Monday’s development concerns a narrow but important facet of a complicated deportation and political asylum case that has attracted international attention. Opponents of the use of secret evidence, including the American Civil Liberties Union and the Arab American community, have described it as an example of FBI misconduct and unconstitutional detention.

Two weeks ago, after the Board of Immigration Appeals upheld a judge’s order to release Ahmed on bond, the INS asked Reno to overturn the decision. Had Reno done so, Ahmed would have remained in jail pending the board’s determination of the merits of his asylum and deportation case. But Monday, as Reno’s deadline for a decision approached, the INS withdrew its request.

Testing Ban on Mentally Ill Is Lifted


Los Angeles County’s mental health department has quietly lifted its four-year ban on the testing of psychotropic drugs on severely disabled people in its care.

At the same time, officials are drawing up procedures to screen anticipated proposals for research on the drugs, which are used to treat mental disorders.

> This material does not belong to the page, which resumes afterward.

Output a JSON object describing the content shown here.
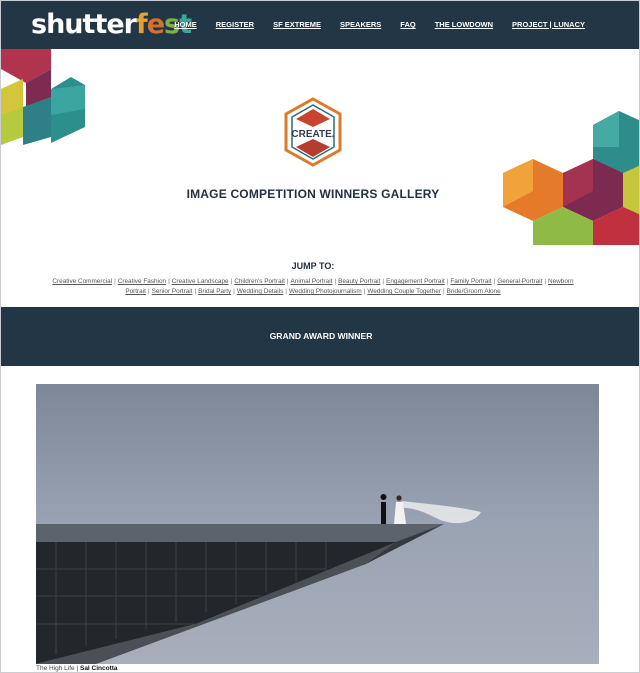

The more-than 2,000 patients affected are mostly impoverished people afflicted with severe schizophrenia whom a court has ruled unable to care for themselves and placed under the county’s control as “conservatees.” Scattered in nursing homes, board-and-care facilities and convalescent or state hospitals, conservatees can be forced to take certain drugs and lose their right to vote.

While the mental health department believes it has the power to lift the ban on its own, it has asked the county’s lawyers for an opinion on whether the Board of Supervisors is required to set the guidelines for permissible drug trials. That opinion is forthcoming.

County officials acknowledge that permitting medical tests on conservatees is highly controversial, especially given the heightened national debate over testing. They say their policy will be extremely restrictive, most likely allowing only small-scale research that would not be done against conservatees’ will.

But the county’s move has sparked an outcry among some mental health professionals and activists who point out that state law bans such tests on children or prisoners because they cannot give truly independent, informed consent to procedures that can carry grave medical risks.